## What this task involves
Nothing in the records may be left out or reworded; return them exactly.
*** Record extracts Section Begins ***
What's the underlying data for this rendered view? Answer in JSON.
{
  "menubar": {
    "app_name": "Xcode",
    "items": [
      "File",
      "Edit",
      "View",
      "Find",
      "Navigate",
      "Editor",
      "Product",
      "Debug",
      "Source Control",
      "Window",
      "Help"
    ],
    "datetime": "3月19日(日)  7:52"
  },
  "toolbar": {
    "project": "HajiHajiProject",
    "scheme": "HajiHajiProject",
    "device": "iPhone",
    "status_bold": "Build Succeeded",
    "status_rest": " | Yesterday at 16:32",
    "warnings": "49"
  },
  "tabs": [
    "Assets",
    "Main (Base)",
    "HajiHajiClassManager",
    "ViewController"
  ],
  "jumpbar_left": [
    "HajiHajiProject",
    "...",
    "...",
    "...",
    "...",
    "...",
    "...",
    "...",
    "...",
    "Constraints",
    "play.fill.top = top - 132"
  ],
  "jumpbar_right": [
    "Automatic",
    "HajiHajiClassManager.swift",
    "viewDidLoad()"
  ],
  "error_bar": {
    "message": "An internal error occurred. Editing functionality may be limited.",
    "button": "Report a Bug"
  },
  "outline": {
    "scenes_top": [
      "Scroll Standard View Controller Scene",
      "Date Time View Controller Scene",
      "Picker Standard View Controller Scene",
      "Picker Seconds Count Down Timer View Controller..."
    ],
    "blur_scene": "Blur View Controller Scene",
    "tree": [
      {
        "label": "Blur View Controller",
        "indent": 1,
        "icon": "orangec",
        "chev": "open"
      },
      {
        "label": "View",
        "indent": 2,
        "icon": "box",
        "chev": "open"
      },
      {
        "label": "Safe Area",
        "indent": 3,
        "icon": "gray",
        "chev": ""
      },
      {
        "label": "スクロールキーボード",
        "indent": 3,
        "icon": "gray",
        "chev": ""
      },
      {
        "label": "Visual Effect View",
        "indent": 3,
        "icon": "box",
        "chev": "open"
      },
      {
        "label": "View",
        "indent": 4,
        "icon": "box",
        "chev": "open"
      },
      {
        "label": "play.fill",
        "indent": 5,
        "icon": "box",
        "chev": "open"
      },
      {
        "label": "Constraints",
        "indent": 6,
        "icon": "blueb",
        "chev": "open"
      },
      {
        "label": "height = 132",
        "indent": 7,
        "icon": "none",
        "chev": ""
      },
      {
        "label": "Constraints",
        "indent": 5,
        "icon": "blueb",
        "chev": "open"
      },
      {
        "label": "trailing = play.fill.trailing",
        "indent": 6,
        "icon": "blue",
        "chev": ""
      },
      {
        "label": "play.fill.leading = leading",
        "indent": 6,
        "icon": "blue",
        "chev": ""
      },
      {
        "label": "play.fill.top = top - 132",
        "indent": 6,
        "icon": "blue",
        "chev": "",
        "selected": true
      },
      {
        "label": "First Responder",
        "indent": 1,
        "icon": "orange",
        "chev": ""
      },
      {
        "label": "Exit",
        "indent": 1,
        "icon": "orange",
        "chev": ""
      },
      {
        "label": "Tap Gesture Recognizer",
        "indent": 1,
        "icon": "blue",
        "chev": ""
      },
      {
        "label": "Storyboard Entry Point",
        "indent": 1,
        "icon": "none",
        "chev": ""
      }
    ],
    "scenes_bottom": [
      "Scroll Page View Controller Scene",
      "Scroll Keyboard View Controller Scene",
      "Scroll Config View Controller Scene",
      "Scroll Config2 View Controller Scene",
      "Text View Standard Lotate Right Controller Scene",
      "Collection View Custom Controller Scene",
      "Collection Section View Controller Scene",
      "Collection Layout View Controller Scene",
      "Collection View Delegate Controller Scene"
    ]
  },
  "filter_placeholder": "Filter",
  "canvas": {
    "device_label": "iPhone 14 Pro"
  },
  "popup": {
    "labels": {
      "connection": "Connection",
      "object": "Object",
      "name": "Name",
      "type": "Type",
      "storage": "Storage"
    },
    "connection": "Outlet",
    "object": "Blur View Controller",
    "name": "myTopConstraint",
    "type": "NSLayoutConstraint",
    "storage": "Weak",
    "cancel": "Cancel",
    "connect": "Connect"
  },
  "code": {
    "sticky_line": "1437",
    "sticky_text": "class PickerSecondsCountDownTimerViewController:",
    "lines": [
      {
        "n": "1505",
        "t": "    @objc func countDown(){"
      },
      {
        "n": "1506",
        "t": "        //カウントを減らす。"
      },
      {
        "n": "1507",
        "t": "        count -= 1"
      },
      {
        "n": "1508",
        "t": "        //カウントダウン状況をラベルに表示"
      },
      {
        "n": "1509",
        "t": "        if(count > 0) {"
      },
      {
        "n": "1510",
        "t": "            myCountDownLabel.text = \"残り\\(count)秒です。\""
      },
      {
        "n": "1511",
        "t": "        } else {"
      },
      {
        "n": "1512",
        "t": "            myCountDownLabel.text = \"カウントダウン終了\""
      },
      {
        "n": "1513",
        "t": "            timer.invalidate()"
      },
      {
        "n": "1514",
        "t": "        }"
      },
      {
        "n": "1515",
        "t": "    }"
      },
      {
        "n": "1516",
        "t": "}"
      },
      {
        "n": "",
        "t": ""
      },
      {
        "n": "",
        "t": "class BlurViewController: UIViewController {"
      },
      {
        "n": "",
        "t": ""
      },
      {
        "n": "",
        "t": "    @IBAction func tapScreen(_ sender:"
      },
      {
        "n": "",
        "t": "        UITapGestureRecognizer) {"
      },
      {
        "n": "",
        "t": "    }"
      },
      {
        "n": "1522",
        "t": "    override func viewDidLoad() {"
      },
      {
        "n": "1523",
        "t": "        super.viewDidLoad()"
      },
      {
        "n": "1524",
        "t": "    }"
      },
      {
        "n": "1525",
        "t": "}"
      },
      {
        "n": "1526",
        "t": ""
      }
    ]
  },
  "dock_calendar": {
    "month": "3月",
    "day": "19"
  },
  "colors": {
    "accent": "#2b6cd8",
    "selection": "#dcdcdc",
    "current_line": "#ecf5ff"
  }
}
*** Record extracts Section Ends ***
## Exercise response
What's the underlying data for this rendered view? Answer in JSON.
{
  "menubar": {
    "app_name": "Xcode",
    "items": [
      "File",
      "Edit",
      "View",
      "Find",
      "Navigate",
      "Editor",
      "Product",
      "Debug",
      "Source Control",
      "Window",
      "Help"
    ],
    "datetime": "3月19日(日)  7:52"
  },
  "toolbar": {
    "project": "HajiHajiProject",
    "scheme": "HajiHajiProject",
    "device": "iPhone",
    "status_bold": "Build Succeeded",
    "status_rest": " | Yesterday at 16:32",
    "warnings": "49"
  },
  "tabs": [
    "Assets",
    "Main (Base)",
    "HajiHajiClassManager",
    "ViewController"
  ],
  "jumpbar_left": [
    "HajiHajiProject",
    "...",
    "...",
    "...",
    "...",
    "...",
    "...",
    "...",
    "...",
    "Constraints",
    "play.fill.top = top - 132"
  ],
  "jumpbar_right": [
    "Automatic",
    "HajiHajiClassManager.swift",
    "viewDidLoad()"
  ],
  "error_bar": {
    "message": "An internal error occurred. Editing functionality may be limited.",
    "button": "Report a Bug"
  },
  "outline": {
    "scenes_top": [
      "Scroll Standard View Controller Scene",
      "Date Time View Controller Scene",
      "Picker Standard View Controller Scene",
      "Picker Seconds Count Down Timer View Controller..."
    ],
    "blur_scene": "Blur View Controller Scene",
    "tree": [
      {
        "label": "Blur View Controller",
        "indent": 1,
        "icon": "orangec",
        "chev": "open"
      },
      {
        "label": "View",
        "indent": 2,
        "icon": "box",
        "chev": "open"
      },
      {
        "label": "Safe Area",
        "indent": 3,
        "icon": "gray",
        "chev": ""
      },
      {
        "label": "スクロールキーボード",
        "indent": 3,
        "icon": "gray",
        "chev": ""
      },
      {
        "label": "Visual Effect View",
        "indent": 3,
        "icon": "box",
        "chev": "open"
      },
      {
        "label": "View",
        "indent": 4,
        "icon": "box",
        "chev": "open"
      },
      {
        "label": "play.fill",
        "indent": 5,
        "icon": "box",
        "chev": "open"
      },
      {
        "label": "Constraints",
        "indent": 6,
        "icon": "blueb",
        "chev": "open"
      },
      {
        "label": "height = 132",
        "indent": 7,
        "icon": "none",
        "chev": ""
      },
      {
        "label": "Constraints",
        "indent": 5,
        "icon": "blueb",
        "chev": "open"
      },
      {
        "label": "trailing = play.fill.trailing",
        "indent": 6,
        "icon": "blue",
        "chev": ""
      },
      {
        "label": "play.fill.leading = leading",
        "indent": 6,
        "icon": "blue",
        "chev": ""
      },
      {
        "label": "play.fill.top = top - 132",
        "indent": 6,
        "icon": "blue",
        "chev": "",
        "selected": true
      },
      {
        "label": "First Responder",
        "indent": 1,
        "icon": "orange",
        "chev": ""
      },
      {
        "label": "Exit",
        "indent": 1,
        "icon": "orange",
        "chev": ""
      },
      {
        "label": "Tap Gesture Recognizer",
        "indent": 1,
        "icon": "blue",
        "chev": ""
      },
      {
        "label": "Storyboard Entry Point",
        "indent": 1,
        "icon": "none",
        "chev": ""
      }
    ],
    "scenes_bottom": [
      "Scroll Page View Controller Scene",
      "Scroll Keyboard View Controller Scene",
      "Scroll Config View Controller Scene",
      "Scroll Config2 View Controller Scene",
      "Text View Standard Lotate Right Controller Scene",
      "Collection View Custom Controller Scene",
      "Collection Section View Controller Scene",
      "Collection Layout View Controller Scene",
      "Collection View Delegate Controller Scene"
    ]
  },
  "filter_placeholder": "Filter",
  "canvas": {
    "device_label": "iPhone 14 Pro"
  },
  "popup": {
    "labels": {
      "connection": "Connection",
      "object": "Object",
      "name": "Name",
      "type": "Type",
      "storage": "Storage"
    },
    "connection": "Outlet",
    "object": "Blur View Controller",
    "name": "myTopConstraint",
    "type": "NSLayoutConstraint",
    "storage": "Weak",
    "cancel": "Cancel",
    "connect": "Connect"
  },
  "code": {
    "sticky_line": "1437",
    "sticky_text": "class PickerSecondsCountDownTimerViewController:",
    "lines": [
      {
        "n": "1505",
        "t": "    @objc func countDown(){"
      },
      {
        "n": "1506",
        "t": "        //カウントを減らす。"
      },
      {
        "n": "1507",
        "t": "        count -= 1"
      },
      {
        "n": "1508",
        "t": "        //カウントダウン状況をラベルに表示"
      },
      {
        "n": "1509",
        "t": "        if(count > 0) {"
      },
      {
        "n": "1510",
        "t": "            myCountDownLabel.text = \"残り\\(count)秒です。\""
      },
      {
        "n": "1511",
        "t": "        } else {"
      },
      {
        "n": "1512",
        "t": "            myCountDownLabel.text = \"カウントダウン終了\""
      },
      {
        "n": "1513",
        "t": "            timer.invalidate()"
      },
      {
        "n": "1514",
        "t": "        }"
      },
      {
        "n": "1515",
        "t": "    }"
      },
      {
        "n": "1516",
        "t": "}"
      },
      {
        "n": "",
        "t": ""
      },
      {
        "n": "",
        "t": "class BlurViewController: UIViewController {"
      },
      {
        "n": "",
        "t": ""
      },
      {
        "n": "",
        "t": "    @IBAction func tapScreen(_ sender:"
      },
      {
        "n": "",
        "t": "        UITapGestureRecognizer) {"
      },
      {
        "n": "",
        "t": "    }"
      },
      {
        "n": "1522",
        "t": "    override func viewDidLoad() {"
      },
      {
        "n": "1523",
        "t": "        super.viewDidLoad()"
      },
      {
        "n": "1524",
        "t": "    }"
      },
      {
        "n": "1525",
        "t": "}"
      },
      {
        "n": "1526",
        "t": ""
      }
    ]
  },
  "dock_calendar": {
    "month": "3月",
    "day": "19"
  },
  "colors": {
    "accent": "#2b6cd8",
    "selection": "#dcdcdc",
    "current_line": "#ecf5ff"
  }
}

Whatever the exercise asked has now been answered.